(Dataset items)

- - -

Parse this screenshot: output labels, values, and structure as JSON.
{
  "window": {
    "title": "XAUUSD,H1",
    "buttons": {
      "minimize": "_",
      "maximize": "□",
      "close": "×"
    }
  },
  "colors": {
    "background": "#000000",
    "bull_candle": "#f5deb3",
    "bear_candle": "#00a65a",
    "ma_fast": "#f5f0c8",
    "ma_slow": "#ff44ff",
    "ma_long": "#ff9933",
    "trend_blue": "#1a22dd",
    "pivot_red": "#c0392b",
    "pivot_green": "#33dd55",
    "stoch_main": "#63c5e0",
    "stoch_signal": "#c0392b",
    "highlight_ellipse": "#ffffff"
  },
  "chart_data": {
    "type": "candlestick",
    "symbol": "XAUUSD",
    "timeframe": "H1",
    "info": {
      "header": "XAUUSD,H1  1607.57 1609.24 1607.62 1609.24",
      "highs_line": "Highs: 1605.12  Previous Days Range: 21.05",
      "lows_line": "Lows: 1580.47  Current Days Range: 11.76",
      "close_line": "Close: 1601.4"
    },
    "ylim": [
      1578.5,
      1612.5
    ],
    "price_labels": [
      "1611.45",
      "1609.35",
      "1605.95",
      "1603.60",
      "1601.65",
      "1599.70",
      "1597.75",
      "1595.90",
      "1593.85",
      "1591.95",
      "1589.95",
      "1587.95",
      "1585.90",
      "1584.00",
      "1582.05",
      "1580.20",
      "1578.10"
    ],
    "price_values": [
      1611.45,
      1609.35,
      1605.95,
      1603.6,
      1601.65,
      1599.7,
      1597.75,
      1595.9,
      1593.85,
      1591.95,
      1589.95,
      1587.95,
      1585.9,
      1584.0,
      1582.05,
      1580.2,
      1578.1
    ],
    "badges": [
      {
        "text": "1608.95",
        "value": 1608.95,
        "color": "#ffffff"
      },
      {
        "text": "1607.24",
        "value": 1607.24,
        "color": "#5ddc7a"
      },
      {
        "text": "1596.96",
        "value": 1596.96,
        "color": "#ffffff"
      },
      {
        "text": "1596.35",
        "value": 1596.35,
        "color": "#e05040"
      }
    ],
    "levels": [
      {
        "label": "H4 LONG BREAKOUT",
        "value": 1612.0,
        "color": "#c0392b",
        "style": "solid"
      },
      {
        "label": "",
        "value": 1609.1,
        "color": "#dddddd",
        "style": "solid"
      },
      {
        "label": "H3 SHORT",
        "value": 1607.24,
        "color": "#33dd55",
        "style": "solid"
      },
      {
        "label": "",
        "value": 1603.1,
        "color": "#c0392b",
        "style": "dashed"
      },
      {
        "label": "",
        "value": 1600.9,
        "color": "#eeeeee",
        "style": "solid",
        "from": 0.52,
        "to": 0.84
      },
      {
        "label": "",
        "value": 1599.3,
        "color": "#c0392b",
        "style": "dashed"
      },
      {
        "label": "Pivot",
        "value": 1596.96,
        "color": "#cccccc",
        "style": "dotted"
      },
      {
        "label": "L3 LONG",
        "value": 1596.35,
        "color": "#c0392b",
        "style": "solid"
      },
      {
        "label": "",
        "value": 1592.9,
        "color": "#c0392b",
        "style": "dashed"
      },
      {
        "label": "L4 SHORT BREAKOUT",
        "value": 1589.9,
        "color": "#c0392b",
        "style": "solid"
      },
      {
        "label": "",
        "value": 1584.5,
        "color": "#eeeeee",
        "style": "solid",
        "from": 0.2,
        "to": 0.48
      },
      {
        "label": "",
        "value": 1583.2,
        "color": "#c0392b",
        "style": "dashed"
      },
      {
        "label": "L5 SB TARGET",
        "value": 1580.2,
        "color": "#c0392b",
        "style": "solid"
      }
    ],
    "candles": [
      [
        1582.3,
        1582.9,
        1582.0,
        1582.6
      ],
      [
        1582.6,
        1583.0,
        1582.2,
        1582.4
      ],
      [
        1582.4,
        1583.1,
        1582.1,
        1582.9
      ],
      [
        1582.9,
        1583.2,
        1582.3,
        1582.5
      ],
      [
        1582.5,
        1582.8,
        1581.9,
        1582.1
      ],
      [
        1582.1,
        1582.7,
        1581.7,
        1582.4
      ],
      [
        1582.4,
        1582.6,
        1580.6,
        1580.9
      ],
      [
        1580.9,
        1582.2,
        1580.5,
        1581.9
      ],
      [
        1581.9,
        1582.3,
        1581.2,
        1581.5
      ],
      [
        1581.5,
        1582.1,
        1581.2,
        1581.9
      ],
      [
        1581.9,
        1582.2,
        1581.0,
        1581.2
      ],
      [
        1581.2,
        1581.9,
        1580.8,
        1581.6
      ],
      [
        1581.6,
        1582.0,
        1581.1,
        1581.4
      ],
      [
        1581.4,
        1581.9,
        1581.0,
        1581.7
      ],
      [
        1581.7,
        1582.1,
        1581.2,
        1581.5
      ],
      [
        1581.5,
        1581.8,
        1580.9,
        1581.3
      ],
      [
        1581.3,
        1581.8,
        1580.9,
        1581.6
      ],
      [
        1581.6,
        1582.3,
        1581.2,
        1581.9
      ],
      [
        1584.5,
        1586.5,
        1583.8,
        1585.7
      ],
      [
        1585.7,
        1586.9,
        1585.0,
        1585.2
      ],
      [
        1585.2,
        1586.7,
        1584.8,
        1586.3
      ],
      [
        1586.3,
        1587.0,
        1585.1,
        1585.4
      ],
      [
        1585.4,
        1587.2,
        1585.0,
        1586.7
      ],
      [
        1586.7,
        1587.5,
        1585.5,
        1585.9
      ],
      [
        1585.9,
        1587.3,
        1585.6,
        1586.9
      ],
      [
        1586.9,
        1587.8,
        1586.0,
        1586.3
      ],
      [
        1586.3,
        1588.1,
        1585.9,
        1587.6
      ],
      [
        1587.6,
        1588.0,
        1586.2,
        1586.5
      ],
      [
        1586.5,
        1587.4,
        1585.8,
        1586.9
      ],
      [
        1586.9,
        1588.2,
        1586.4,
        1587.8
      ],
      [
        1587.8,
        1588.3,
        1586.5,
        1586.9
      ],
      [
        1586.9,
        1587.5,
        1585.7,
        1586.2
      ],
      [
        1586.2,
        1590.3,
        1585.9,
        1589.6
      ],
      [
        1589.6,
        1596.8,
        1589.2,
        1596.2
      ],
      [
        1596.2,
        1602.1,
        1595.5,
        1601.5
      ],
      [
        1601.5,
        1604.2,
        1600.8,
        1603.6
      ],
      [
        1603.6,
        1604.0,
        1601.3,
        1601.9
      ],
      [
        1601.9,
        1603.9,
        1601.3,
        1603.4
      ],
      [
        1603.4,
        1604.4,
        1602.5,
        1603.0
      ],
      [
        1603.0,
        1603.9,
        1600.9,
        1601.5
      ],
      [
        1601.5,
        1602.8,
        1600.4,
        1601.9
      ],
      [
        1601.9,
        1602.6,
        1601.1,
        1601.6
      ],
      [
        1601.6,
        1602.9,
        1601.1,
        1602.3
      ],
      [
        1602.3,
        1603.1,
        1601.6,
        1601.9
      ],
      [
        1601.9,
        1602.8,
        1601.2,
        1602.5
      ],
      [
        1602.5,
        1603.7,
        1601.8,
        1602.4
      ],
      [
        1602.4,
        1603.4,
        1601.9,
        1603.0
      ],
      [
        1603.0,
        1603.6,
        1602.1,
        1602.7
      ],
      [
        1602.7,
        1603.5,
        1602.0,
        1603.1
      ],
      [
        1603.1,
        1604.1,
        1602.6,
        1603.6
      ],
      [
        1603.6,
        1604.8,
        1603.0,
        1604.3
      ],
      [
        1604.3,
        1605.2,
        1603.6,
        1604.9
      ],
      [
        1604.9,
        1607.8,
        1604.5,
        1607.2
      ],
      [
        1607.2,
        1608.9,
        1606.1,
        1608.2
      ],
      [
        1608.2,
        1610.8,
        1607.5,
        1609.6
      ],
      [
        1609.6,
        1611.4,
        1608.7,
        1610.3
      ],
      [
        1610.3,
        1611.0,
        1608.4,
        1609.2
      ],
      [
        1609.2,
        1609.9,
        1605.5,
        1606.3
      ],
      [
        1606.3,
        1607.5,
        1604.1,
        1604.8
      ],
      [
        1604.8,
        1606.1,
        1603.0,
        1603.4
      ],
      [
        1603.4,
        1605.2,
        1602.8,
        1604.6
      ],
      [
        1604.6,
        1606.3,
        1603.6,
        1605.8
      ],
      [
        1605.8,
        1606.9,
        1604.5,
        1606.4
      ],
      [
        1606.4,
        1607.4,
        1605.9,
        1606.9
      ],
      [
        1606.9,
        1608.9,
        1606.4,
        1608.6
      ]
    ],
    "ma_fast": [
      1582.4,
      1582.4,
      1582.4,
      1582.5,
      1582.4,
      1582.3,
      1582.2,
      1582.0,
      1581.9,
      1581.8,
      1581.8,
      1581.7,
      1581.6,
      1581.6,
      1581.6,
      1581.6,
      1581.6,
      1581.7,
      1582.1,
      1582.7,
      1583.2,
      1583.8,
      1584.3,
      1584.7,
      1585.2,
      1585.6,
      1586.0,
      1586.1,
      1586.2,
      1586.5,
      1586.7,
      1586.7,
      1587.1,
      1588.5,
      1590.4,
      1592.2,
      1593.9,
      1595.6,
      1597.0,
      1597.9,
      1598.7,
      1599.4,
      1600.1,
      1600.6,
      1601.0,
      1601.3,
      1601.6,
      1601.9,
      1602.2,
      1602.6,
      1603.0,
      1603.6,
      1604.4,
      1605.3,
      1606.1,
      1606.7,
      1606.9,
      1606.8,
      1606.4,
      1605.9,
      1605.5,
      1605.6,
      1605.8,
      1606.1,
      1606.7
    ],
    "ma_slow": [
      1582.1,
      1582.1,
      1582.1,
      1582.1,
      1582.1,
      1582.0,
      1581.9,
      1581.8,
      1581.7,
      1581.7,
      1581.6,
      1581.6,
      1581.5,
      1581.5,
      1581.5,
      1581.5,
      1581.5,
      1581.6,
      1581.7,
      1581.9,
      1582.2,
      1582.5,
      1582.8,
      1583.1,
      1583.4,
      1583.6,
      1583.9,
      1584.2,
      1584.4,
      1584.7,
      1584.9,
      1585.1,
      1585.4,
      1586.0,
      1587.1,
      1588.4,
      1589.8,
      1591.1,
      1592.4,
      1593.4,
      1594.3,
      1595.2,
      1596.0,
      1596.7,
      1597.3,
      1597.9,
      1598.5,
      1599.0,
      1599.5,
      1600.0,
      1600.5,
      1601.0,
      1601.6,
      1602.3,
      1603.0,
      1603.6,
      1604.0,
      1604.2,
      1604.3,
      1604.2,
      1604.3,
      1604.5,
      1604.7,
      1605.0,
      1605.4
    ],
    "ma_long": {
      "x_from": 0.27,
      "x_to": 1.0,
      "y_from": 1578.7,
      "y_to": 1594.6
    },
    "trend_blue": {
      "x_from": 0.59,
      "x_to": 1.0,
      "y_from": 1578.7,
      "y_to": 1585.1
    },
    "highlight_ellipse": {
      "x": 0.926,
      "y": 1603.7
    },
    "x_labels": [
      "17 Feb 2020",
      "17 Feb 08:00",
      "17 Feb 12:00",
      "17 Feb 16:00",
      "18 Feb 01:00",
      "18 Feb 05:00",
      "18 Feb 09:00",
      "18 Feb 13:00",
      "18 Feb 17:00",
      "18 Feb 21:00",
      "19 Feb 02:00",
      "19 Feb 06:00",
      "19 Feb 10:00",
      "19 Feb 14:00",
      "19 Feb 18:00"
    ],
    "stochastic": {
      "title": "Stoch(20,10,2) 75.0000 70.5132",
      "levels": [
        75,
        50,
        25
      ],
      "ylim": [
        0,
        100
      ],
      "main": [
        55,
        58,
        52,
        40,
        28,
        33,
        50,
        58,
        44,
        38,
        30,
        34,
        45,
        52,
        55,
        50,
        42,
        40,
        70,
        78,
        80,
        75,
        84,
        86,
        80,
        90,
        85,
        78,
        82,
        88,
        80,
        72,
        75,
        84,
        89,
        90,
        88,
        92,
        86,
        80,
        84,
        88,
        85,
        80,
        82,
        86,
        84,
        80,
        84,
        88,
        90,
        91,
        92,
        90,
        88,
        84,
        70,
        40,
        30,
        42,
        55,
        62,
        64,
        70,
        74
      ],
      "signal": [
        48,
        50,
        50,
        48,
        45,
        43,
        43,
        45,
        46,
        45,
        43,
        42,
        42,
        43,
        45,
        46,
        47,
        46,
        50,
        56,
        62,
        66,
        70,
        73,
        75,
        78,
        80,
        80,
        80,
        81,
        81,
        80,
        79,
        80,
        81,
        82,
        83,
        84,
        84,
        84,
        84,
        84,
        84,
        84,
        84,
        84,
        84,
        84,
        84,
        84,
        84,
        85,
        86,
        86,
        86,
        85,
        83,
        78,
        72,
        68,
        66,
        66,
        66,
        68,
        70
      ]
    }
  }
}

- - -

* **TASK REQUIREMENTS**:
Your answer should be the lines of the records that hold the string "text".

* **RESPONSE TO THIS EXERCISE**:
        "text": "1608.95",
        "text": "1607.24",
        "text": "1596.96",
        "text": "1596.35",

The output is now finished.